    Day One

    An introduction to contemporary Iceland and the week ahead, with Urdur Gunnarsdottir, over dinner at 7pm.
    Overnight, Reykjavik

    Day Two

    We are introduced to Iceland’s pocket-sized capital, Reykjavik, with a local expert on a walk around the city centre. We’ll see the blooming colourful art and culture scene, and the imposing Hallgrímskirkja church. The island was a relatively sleepy backwater with an innovative domestic agriculture and strong fisheries sectors. But in the 1990s it undertook an experiment that made it a fast growing financial hub. We get an introduction to the gamble that ultimately left the country incredibly exposed.
    Overnight Rejkjavik

    Day Three

    Significantly, Iceland’s parliament – the Althing – that was founded in 930 and remains the oldest surviving parliament in the world. When the crash unfolded it affected the whole Icelandic system, ultimately resulting in a constitutional crisis. We speak with the prosecutors charged with digging into the process, and ultimately imprisoning some of the country’s leading bankers. Later we look at a different experiment. Iceland’s small population and genealogy has made it a global centre for genetic research. We meet the creator of deCODE Genetics, the company behind the island’s genetic decoding project.
    Overnight Rejkjavik

    Day Four

    We leave Reykjavik behind and head east along Iceland’s south coast to visit the Sólheimajökull Glacier. Global warming is taking place at a rapid rate in Iceland and the island has already experienced temperature increases that the rest of Europe will only see at the end of the century. A meteorological expert and environmentalist explain the immediate impact of global warming on a visit to the glacier. We stay overnight at a local farm, that creates its own energy – all from a waterfall in the back-garden.
    Overnight near Sólheimajökull

    Day Five

    In the morning we take a hike across the glacier and see how it is rapidly changing (this is a safe optional walk, and does not involve climbing or any technical experience – participants need to be fit enough to walk for 2 hours). After lunch we look at how the flora and fauna of Iceland are changing. Icelandic farmer are now growing new crops, an upside of global warming. Iceland’s geysers and hotwater springs also permit scientists to understand how a much hotter climate could affect nature.
    Overnight near Sólheimajökull

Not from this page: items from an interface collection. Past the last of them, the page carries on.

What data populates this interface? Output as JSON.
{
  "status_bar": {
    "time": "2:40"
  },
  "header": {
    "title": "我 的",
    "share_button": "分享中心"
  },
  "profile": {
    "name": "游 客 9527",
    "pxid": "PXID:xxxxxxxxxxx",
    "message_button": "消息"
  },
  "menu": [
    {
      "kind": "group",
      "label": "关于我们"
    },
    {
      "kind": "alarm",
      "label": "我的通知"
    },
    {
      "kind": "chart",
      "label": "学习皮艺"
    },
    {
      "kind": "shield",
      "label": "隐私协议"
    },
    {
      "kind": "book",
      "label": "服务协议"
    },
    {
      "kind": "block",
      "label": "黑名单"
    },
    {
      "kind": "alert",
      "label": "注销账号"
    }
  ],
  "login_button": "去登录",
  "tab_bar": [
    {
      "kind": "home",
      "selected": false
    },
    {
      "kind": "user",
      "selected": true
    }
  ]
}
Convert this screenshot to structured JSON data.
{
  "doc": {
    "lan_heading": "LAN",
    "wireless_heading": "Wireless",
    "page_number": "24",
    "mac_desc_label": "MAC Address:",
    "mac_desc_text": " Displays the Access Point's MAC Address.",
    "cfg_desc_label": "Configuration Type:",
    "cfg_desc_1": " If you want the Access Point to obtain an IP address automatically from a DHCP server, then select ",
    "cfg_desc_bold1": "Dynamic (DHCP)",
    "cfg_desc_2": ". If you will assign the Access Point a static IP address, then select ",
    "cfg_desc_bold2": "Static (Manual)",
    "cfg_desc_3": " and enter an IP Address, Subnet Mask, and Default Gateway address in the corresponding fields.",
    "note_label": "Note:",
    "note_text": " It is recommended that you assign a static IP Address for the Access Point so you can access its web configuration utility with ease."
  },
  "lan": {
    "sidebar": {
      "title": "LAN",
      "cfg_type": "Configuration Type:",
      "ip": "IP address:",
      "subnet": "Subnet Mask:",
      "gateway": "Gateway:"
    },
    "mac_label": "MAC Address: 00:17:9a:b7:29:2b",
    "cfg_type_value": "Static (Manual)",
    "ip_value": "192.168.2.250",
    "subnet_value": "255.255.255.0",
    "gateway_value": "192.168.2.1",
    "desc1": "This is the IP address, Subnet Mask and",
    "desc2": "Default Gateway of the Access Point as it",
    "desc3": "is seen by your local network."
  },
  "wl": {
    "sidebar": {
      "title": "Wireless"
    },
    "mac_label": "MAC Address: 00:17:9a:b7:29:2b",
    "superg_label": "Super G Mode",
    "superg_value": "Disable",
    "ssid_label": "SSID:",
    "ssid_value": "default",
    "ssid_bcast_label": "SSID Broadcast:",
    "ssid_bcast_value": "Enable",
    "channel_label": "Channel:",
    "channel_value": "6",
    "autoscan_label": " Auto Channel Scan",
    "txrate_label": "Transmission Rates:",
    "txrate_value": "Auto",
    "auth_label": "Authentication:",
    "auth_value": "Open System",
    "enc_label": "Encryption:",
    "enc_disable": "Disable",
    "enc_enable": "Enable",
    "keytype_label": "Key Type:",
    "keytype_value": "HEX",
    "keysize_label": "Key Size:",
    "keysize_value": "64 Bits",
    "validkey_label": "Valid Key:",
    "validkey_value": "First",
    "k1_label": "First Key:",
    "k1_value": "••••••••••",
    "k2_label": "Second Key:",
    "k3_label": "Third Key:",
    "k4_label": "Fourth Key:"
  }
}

    Day Six

    We head back towards Reykjavik and stop en route at Hellisheidi Geothermal Power Station and learn about the remarkable success story of renewable energy production in Iceland. Almost all electricity and heating is powered by renewable energies. We tour the power station and learn about plans to export the cheap and carbon free electricity from hydro and geothermal to the UK. There are contradictions though to Iceland’s green credentials. Its transport sector also relies heavily on aviation and the car. Back in the capital we learn about a new kind of politics gripping the state – most notoriously in the form of the Pirate Party – a direct democracy movement co-founded by Birgitta Jonsdottir.
    Overnight Rejkjavik

    Day Seven

    What next for Iceland? Iceland is repeatedly named the most peaceful and gender equal in the world. The only war in the last 8 centuries is the cod war it fought with the UK in the 1970′s. Half of its parliament are women. But is all this too good to be true. Experts look at how much Icelandic society has recovered from the crisis. There are scars still left and the economic recovery also has its downside. With tourism overwhelmingly at the forefront, 1.7 million visitors in 2016, there are questions about its impact – upsetting a small housing market.
    Overnight Rejkjavik

    Day Eight

    Our last full day is an opportunity to put questions to the people at the top. We visit a national newspaper to get their view and meet members of the government and opposition. After lunch there is free-time to wander Reykjavik before our farewell dinner and look back over the week.

    Day Nine

    Tour ends after breakfast. Departures for airport.

    If you would like to book a tour please click here to fill in our booking form. Or call us on 0843 289 2349 or email us at [email protected] to find out more.

    Essential Information

    Further Reading